In this last part, based on use cases that are related to our previous parts, together we develop new concepts and solutions to challenges of our society. To this end, we introduce a couple of real-world use cases, which we address collectively in groups to make sense of data.
Prof. Dr. Edy Portmann is a researcher, specialist and consultant for semantic search, social media, and soft computing. At present, he is working as an Assistant Professor of information science at the University of Bern, Switzerland. In the past, Edy Portmann studied for a BSc in information systems, for an MSc in business and economics, and for a PhD in computer sciences. He was a Visiting Research Scholar at National University of Singapore (NUS), as well as a Postdoctoral Researcher at University of California at Berkeley, USA. During his studies, Edy Portmann worked several years in a number of organizations in study-related disciplines. He is repeated nominee for Marquis Who’s Who, a selected member of the Heidelberg Laureate Forum, co-founder of Mediamatics (i.e., Media and Informatics) think tank, and co-editor of the Springer series ‘Fuzzy Management Methods,’ as well as author of two popular books in his field.
Prof. Dr. Ulrich Reimer studied computer science and received his doctorate in 1987 at the Information Science Dept. of the University of Konstanz with a thesis on formal ontologies for natural language understanding. In 1992 he received his habilitation at the University of Konstanz. For more than 10 years Ulrich Reimer was head of the IT R&D group of Swiss Life, the biggest life insurance company in Switzerland, and responsible for large-scale research projects, some of them funded by the EU. Since 2005 he has been with the Institute of Information and Process Management at the University of Applied Sciences St. Gallen where his main research activities are in the areas of Semantic Technologies, Behavioural Change Support Systems and Model-Driven Development, primarily in the application area of eHealth.
Gwendolin Wilke holds a Ph.D. degree in Geoinformatics (2012) from the Vienna University of Technology (Austria), with a Thesis on uncertainty modelling for geodata. On invitation of Prof. Lotfi Zadeh she worked as a visiting researcher at UC Berkeley (USA) in 2009 in the field of fuzzy geometry. She extended this work as a visiting researcher at the Knowledge Representation and Reasoning Group at the University of Leeds (UK) where she worked on qualitative geometric reasoning in 2010. From 2012 to 2015, Gwen worked as a researcher at the information and knowledge management group at the University of Applied Sciences and Arts Northwestern Switzerland where she was involved in numerous national and international research projects. She regularly publishes research papers on the theory and application of fuzzy logic, soft computing and granular computing. Since 2015, Gwen is a lecturer for Business Intelligence at the School of Information Technology of the Lucerne University of Applied Sciencs and Arts.

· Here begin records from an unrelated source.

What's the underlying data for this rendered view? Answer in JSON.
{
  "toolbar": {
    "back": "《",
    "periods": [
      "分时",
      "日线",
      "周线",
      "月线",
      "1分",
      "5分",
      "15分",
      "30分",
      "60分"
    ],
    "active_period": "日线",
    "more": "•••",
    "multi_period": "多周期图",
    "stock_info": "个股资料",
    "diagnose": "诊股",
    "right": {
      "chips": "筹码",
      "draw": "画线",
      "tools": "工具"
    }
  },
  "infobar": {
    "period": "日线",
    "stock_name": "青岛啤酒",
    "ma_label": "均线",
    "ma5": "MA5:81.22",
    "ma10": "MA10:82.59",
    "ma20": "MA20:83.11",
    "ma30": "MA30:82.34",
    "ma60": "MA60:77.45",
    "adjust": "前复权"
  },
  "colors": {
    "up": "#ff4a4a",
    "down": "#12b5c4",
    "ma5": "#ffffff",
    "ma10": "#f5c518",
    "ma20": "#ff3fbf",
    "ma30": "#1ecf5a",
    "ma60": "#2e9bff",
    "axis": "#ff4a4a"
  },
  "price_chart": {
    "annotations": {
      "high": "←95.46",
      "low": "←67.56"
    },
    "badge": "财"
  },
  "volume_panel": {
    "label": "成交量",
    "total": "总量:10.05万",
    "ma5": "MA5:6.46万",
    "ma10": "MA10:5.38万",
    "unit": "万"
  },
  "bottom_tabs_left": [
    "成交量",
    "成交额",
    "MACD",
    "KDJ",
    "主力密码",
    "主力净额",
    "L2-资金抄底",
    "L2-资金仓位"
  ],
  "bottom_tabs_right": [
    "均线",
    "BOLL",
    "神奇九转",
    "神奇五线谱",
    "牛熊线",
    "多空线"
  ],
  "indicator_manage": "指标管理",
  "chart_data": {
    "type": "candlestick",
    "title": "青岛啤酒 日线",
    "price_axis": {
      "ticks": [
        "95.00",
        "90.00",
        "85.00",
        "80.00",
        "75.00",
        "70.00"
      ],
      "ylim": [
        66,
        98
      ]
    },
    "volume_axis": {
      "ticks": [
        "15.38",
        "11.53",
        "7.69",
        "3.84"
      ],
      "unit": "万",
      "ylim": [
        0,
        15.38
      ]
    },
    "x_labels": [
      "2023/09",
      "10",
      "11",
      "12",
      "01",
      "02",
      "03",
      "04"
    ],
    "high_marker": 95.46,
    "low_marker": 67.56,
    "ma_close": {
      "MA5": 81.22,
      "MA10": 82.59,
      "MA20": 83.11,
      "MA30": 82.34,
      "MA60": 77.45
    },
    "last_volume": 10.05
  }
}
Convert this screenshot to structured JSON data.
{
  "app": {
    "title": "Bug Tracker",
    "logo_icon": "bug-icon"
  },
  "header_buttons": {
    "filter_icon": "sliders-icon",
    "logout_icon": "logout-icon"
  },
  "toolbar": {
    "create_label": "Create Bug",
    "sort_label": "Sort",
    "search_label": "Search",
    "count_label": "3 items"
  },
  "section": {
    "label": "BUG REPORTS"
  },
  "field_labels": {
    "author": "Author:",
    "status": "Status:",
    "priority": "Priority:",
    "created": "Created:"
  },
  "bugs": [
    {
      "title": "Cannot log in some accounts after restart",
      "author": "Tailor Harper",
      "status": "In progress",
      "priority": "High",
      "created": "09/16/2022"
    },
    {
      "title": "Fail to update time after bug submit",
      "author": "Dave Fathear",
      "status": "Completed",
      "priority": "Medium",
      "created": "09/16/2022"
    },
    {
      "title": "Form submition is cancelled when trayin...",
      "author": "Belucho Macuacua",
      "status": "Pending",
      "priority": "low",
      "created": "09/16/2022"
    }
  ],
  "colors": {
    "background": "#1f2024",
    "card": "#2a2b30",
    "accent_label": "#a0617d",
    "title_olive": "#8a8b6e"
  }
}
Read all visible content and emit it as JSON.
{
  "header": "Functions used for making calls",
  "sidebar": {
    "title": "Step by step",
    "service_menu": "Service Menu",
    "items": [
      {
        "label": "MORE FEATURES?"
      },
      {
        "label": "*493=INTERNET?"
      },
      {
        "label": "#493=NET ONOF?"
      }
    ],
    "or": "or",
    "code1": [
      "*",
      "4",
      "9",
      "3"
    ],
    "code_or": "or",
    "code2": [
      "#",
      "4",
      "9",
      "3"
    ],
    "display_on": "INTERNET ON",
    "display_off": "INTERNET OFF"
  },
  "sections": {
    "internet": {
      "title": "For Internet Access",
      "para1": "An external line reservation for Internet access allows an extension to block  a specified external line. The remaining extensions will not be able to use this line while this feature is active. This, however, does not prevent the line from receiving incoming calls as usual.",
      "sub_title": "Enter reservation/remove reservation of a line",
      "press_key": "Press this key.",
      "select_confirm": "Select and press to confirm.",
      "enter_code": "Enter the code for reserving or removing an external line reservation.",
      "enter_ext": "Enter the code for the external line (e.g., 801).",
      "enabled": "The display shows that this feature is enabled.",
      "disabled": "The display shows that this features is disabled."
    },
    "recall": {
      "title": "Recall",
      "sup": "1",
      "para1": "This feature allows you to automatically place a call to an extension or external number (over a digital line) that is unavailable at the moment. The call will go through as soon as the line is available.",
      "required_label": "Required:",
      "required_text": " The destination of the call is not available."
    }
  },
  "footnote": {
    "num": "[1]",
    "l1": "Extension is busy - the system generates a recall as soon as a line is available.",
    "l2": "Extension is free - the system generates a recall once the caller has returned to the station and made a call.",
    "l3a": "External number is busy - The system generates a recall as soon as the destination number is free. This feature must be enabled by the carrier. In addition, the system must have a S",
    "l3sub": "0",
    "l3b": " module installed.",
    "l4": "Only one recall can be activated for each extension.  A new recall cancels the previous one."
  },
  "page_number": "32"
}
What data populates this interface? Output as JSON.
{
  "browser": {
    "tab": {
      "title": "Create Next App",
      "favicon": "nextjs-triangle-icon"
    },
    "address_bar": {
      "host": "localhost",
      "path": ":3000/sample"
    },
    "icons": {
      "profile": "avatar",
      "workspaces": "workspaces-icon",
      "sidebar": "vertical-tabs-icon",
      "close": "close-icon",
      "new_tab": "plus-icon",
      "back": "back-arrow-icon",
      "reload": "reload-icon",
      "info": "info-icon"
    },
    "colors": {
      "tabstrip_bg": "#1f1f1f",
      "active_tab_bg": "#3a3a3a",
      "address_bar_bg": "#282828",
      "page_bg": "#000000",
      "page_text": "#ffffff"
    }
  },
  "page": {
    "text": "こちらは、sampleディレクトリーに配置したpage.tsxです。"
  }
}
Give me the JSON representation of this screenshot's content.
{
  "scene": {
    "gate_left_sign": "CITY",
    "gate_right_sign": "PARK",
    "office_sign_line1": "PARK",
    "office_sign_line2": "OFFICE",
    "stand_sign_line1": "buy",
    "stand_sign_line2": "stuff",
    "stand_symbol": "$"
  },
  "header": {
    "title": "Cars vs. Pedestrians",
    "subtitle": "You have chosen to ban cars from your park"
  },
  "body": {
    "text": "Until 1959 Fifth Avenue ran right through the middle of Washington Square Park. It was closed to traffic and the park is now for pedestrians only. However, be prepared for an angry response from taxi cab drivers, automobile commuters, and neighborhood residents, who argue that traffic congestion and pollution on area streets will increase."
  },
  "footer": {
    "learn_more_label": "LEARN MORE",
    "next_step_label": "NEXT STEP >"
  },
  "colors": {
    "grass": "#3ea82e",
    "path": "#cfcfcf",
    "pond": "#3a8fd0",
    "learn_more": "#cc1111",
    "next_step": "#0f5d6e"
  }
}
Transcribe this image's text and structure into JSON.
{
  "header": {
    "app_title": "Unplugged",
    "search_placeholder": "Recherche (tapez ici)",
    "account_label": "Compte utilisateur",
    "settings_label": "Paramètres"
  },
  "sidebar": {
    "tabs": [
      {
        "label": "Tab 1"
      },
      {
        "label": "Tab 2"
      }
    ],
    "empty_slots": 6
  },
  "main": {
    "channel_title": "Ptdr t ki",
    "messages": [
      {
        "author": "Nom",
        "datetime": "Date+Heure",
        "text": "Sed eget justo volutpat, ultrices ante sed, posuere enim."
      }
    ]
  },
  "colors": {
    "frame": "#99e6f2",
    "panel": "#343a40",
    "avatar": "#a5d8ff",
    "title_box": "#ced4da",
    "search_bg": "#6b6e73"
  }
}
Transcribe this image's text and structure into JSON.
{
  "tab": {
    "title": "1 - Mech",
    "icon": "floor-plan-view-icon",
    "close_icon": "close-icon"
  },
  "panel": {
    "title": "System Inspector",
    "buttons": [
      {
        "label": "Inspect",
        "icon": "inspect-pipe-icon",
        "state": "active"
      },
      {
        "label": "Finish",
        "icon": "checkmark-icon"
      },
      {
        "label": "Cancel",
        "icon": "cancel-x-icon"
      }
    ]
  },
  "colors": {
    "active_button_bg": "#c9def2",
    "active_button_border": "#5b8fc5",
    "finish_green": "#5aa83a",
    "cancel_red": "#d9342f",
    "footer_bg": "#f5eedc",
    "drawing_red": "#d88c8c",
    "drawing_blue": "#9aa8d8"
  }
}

Gwen is a member of the North American Fuzzy Information Processing Society and board member of the special interest group on Knowledge Structures and Metadata of the Swiss Informatics Society. In her current research, Gwen focuses on the theory and application of qualitative and granular computing to business intelligence, and, more generally, to knowledge management, specifically the challenges and opportunities of today’s ever more complex data driven society.